We can all agree on that, but who are these people?
They are Politicians. Or they are rich people on the right who control the government from the inside. Or they are rich people on the left who control the government from the inside. Or they are highly educated left wingers and progressives in academia. Or they are Republicans or Democrats based on the results of the last election.
How are the elites destroying the country?
They are fomenting insurrection by pushing for equal rights that we already have. Or they are fomenting insurrection by blocking access to equality and stepping on the necks of the less fortunate. Or they are weakening the military. Or they are bankrupting us with excessive military spending. Or they are taking us down the road to communism. Or they are taking us down the road to fascism. Or they are factoring God out of the moral equation. Or they have enshrined a false view of history. Or they are taxing us to death. Or their border and immigration policies will destroy us.
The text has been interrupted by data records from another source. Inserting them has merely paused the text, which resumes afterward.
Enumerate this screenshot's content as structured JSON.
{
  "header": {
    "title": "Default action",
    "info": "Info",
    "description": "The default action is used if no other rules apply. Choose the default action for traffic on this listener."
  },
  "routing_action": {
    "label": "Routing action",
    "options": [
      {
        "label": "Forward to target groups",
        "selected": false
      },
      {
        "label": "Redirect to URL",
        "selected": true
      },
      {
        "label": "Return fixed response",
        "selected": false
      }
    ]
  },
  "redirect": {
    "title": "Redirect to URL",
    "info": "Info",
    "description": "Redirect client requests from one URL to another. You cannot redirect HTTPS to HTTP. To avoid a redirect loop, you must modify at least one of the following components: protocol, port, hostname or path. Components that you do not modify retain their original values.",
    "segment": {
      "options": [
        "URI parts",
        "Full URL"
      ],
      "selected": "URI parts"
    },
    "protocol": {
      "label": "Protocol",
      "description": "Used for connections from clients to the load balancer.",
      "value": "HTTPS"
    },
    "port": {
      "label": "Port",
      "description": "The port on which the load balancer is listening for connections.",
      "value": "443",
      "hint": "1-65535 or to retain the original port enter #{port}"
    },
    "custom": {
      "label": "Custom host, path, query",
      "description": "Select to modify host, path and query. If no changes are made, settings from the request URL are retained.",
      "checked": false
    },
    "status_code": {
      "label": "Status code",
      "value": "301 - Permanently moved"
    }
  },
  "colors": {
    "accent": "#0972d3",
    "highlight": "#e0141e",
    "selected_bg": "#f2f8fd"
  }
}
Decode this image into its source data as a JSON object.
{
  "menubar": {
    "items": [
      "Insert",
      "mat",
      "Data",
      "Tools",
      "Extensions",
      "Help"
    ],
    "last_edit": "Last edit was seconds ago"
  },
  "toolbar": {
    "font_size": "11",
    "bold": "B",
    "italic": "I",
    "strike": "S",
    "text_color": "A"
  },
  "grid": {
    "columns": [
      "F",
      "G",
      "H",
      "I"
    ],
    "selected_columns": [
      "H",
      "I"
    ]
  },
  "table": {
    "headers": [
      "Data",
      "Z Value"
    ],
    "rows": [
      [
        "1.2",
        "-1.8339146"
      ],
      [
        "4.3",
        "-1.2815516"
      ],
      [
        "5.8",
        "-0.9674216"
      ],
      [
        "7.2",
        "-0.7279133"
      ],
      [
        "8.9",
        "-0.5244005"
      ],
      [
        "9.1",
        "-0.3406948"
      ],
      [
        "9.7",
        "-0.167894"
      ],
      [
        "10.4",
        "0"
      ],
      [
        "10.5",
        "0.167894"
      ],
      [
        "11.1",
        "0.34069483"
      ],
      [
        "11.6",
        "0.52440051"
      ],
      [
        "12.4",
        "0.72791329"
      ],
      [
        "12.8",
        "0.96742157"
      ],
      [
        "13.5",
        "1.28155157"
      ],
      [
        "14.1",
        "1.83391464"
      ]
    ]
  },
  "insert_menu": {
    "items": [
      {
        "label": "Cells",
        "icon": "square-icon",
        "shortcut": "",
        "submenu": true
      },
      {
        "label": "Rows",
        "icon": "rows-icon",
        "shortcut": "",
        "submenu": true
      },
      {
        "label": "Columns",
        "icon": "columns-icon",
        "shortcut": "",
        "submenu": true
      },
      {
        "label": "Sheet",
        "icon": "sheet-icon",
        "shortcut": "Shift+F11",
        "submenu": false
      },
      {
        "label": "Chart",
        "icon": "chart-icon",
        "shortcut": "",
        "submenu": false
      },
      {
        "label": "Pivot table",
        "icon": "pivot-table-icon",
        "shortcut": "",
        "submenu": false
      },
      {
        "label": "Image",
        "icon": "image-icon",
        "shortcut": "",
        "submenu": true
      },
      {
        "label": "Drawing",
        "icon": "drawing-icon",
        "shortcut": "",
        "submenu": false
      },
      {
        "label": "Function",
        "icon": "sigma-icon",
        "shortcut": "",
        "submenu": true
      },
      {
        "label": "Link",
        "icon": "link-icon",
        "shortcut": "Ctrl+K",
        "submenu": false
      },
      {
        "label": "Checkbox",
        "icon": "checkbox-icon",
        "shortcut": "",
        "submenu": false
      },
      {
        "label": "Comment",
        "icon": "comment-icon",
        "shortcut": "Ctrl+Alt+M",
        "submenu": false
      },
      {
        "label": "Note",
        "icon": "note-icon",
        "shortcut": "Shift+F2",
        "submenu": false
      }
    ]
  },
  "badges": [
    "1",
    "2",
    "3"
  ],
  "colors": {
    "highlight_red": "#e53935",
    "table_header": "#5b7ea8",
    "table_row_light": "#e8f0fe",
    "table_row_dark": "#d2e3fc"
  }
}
Proposed: Let’s stop believing in conspiracies. There is no “elite” group controlling the world and at the same time trying to destroy it. That deluded mind set has dominated human thinking since the beginning and in every part of the world.
Hitler claimed Jewish bankers were ruling the world. McCarthy claimed it was communists.
History, if we take the time to listen, tells us a fundamental truth. Pessimists who believe the country or the world needs to be “fixed,” are everywhere. but their opinions on the source of the problem are all over the map and their opinions always reflect their personal bias.
Rudyard Kipling wrote “The Man who would be King” (1888). It was a movie in 1975. It is a story about two British adventurers in British India who become kings of Kafiristan, a remote part of Afghanistan. The story opens with the two British soldiers traveling upriver and going from village to village. They have rifles and are seen by the villagers as powerful people. At each village the villagers ask for their assistance against the “bad people.” It turns out that the “bad people” are always the people higher up who are always pissing and shitting in their stream. The two men promise to help, and the grateful people are always happy and give the two men gifts. As they continue their journey towards the headwaters, the people they leave behind always cheer. At each new village, the scene repeats itself. Things go very well for the two men until the end inevitably arrives.